▸ TASK STATEMENT: Your answer should repeat every record verbatim.

▸ SUPPLIED INFORMATION:
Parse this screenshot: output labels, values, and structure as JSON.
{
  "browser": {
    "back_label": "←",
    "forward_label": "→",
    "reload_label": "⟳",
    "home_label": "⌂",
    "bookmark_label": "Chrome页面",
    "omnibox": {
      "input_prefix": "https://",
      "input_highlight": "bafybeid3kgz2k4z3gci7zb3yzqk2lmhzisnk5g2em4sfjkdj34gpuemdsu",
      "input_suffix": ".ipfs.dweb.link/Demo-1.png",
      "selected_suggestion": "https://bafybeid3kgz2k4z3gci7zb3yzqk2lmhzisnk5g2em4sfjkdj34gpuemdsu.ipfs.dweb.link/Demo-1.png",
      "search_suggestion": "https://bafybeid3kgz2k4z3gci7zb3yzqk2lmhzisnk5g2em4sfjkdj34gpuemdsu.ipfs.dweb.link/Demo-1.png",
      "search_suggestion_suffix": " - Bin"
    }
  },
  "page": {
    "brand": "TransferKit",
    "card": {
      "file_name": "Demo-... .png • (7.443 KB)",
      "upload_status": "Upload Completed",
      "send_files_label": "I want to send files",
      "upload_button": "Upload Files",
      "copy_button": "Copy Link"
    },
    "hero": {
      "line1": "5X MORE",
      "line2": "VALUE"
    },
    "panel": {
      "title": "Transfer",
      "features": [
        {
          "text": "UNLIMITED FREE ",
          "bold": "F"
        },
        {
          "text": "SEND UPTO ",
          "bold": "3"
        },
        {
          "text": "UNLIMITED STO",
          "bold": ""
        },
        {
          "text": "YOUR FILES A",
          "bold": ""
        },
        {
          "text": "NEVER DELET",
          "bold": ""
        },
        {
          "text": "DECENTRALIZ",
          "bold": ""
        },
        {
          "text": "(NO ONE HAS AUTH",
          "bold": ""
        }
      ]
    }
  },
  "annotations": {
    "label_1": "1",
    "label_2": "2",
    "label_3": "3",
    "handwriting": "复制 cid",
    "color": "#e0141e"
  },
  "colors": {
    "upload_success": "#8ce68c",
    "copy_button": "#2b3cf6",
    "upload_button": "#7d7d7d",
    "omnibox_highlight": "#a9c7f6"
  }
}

▸ RESULT:
Parse this screenshot: output labels, values, and structure as JSON.
{
  "browser": {
    "back_label": "←",
    "forward_label": "→",
    "reload_label": "⟳",
    "home_label": "⌂",
    "bookmark_label": "Chrome页面",
    "omnibox": {
      "input_prefix": "https://",
      "input_highlight": "bafybeid3kgz2k4z3gci7zb3yzqk2lmhzisnk5g2em4sfjkdj34gpuemdsu",
      "input_suffix": ".ipfs.dweb.link/Demo-1.png",
      "selected_suggestion": "https://bafybeid3kgz2k4z3gci7zb3yzqk2lmhzisnk5g2em4sfjkdj34gpuemdsu.ipfs.dweb.link/Demo-1.png",
      "search_suggestion": "https://bafybeid3kgz2k4z3gci7zb3yzqk2lmhzisnk5g2em4sfjkdj34gpuemdsu.ipfs.dweb.link/Demo-1.png",
      "search_suggestion_suffix": " - Bin"
    }
  },
  "page": {
    "brand": "TransferKit",
    "card": {
      "file_name": "Demo-... .png • (7.443 KB)",
      "upload_status": "Upload Completed",
      "send_files_label": "I want to send files",
      "upload_button": "Upload Files",
      "copy_button": "Copy Link"
    },
    "hero": {
      "line1": "5X MORE",
      "line2": "VALUE"
    },
    "panel": {
      "title": "Transfer",
      "features": [
        {
          "text": "UNLIMITED FREE ",
          "bold": "F"
        },
        {
          "text": "SEND UPTO ",
          "bold": "3"
        },
        {
          "text": "UNLIMITED STO",
          "bold": ""
        },
        {
          "text": "YOUR FILES A",
          "bold": ""
        },
        {
          "text": "NEVER DELET",
          "bold": ""
        },
        {
          "text": "DECENTRALIZ",
          "bold": ""
        },
        {
          "text": "(NO ONE HAS AUTH",
          "bold": ""
        }
      ]
    }
  },
  "annotations": {
    "label_1": "1",
    "label_2": "2",
    "label_3": "3",
    "handwriting": "复制 cid",
    "color": "#e0141e"
  },
  "colors": {
    "upload_success": "#8ce68c",
    "copy_button": "#2b3cf6",
    "upload_button": "#7d7d7d",
    "omnibox_highlight": "#a9c7f6"
  }
}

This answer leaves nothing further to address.